I took Ranger over to Estes' pen (I think I'll always call it that!) to graze, so Skeeter could focus on us. The joke was on me - she had buddied up a bit too much to Ranger and spent fifteen minutes pacing and calling for him. It was a good thing he went home yesterday - she was getting far too buddy sour.
Once she calmed down a bit, we started working with the halter. I put it on and took it off three times, going through the process the same way each time. That wasn't really intentional, to do it the same way each time, but it was muscle memory. I didn't realize that I had a haltering routine, not really, until I started paying attention with her.
Luckily, it's the same routine everyone in my family uses. The rope over the neck lets them know they're "caught". Okay, it lets Ranger know he's caught. Skeeter doesn't know "caught" yet.
In fact, she doesn't really enjoy pressure on the halter at all, so we'll be working on that. I'd love to get her out of her pen and work her, but I can't until she can lead properly.
This afternoon, we tried giving to pressure and she'll give by turning her head right or left. She got that figured out pretty quickly. However, if I try to move her forward with pressure (or as Bill says, "dragging her by her face"), she immediately braces up and starts back pedaling like she did in the video.
Yeah. Gotta get past that.
She also doesn't really appreciate the halter for more than just a few seconds at a time. She did a great job on Wednesday, but she figures that her job is to stand there and look pretty for a few seconds and then we'll take the halter off. Fair enough, that's what we did on Wednesday.

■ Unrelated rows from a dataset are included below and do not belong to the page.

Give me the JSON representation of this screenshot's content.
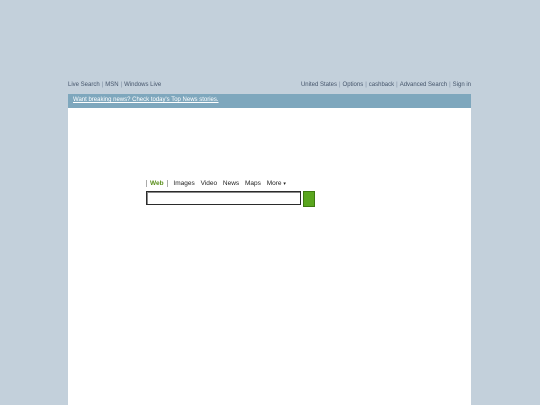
{
  "topnav": {
    "left_links": [
      "Live Search",
      "MSN",
      "Windows Live"
    ],
    "right_links": [
      "United States",
      "Options",
      "cashback",
      "Advanced Search",
      "Sign in"
    ],
    "separator": "|"
  },
  "banner": {
    "text": "Want breaking news? Check today's Top News stories.",
    "background": "#7ea7bd"
  },
  "search": {
    "scopes": [
      "Web",
      "Images",
      "Video",
      "News",
      "Maps",
      "More"
    ],
    "active_scope": "Web",
    "more_arrow": "▾",
    "input_value": "",
    "go_button_color": "#5aa61e",
    "go_icon": "search-go-icon"
  },
  "colors": {
    "page_bg": "#c3d0db",
    "content_bg": "#ffffff",
    "active_scope": "#5a8f1c"
  }
}
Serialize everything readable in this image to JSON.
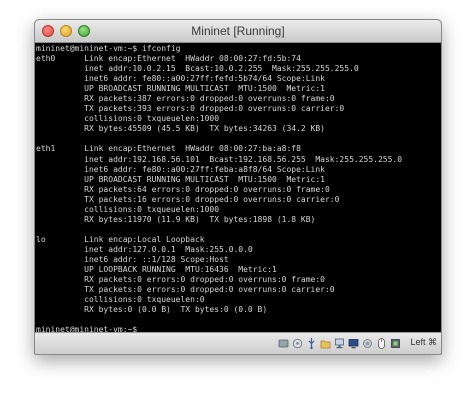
{
  "window": {
    "title": "Mininet [Running]"
  },
  "terminal": {
    "lines": [
      "mininet@mininet-vm:~$ ifconfig",
      "eth0      Link encap:Ethernet  HWaddr 08:00:27:fd:5b:74",
      "          inet addr:10.0.2.15  Bcast:10.0.2.255  Mask:255.255.255.0",
      "          inet6 addr: fe80::a00:27ff:fefd:5b74/64 Scope:Link",
      "          UP BROADCAST RUNNING MULTICAST  MTU:1500  Metric:1",
      "          RX packets:387 errors:0 dropped:0 overruns:0 frame:0",
      "          TX packets:393 errors:0 dropped:0 overruns:0 carrier:0",
      "          collisions:0 txqueuelen:1000",
      "          RX bytes:45509 (45.5 KB)  TX bytes:34263 (34.2 KB)",
      "",
      "eth1      Link encap:Ethernet  HWaddr 08:00:27:ba:a8:f8",
      "          inet addr:192.168.56.101  Bcast:192.168.56.255  Mask:255.255.255.0",
      "          inet6 addr: fe80::a00:27ff:feba:a8f8/64 Scope:Link",
      "          UP BROADCAST RUNNING MULTICAST  MTU:1500  Metric:1",
      "          RX packets:64 errors:0 dropped:0 overruns:0 frame:0",
      "          TX packets:16 errors:0 dropped:0 overruns:0 carrier:0",
      "          collisions:0 txqueuelen:1000",
      "          RX bytes:11970 (11.9 KB)  TX bytes:1898 (1.8 KB)",
      "",
      "lo        Link encap:Local Loopback",
      "          inet addr:127.0.0.1  Mask:255.0.0.0",
      "          inet6 addr: ::1/128 Scope:Host",
      "          UP LOOPBACK RUNNING  MTU:16436  Metric:1",
      "          RX packets:0 errors:0 dropped:0 overruns:0 frame:0",
      "          TX packets:0 errors:0 dropped:0 overruns:0 carrier:0",
      "          collisions:0 txqueuelen:0",
      "          RX bytes:0 (0.0 B)  TX bytes:0 (0.0 B)",
      "",
      "mininet@mininet-vm:~$ _"
    ]
  },
  "statusbar": {
    "host_key_label": "Left ⌘",
    "icons": [
      "hard-disk-icon",
      "optical-drive-icon",
      "usb-icon",
      "shared-folders-icon",
      "network-icon",
      "display-icon",
      "recording-icon",
      "mouse-integration-icon",
      "cpu-activity-icon"
    ]
  },
  "colors": {
    "terminal_bg": "#000000",
    "terminal_fg": "#d6d6d6",
    "close": "#e0443e",
    "minimize": "#dea123",
    "maximize": "#3ea43a"
  }
}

So tonight, she gets to sleep with her halter on. Guess who has four hooves and is not excited about that? I gave some thought to leaving a short lead rope on, but got a little overprotective when I saw her step through a loop. All I could imagine were catastrophes. Good Lord, I wasn't this over protective with my two-legged kids.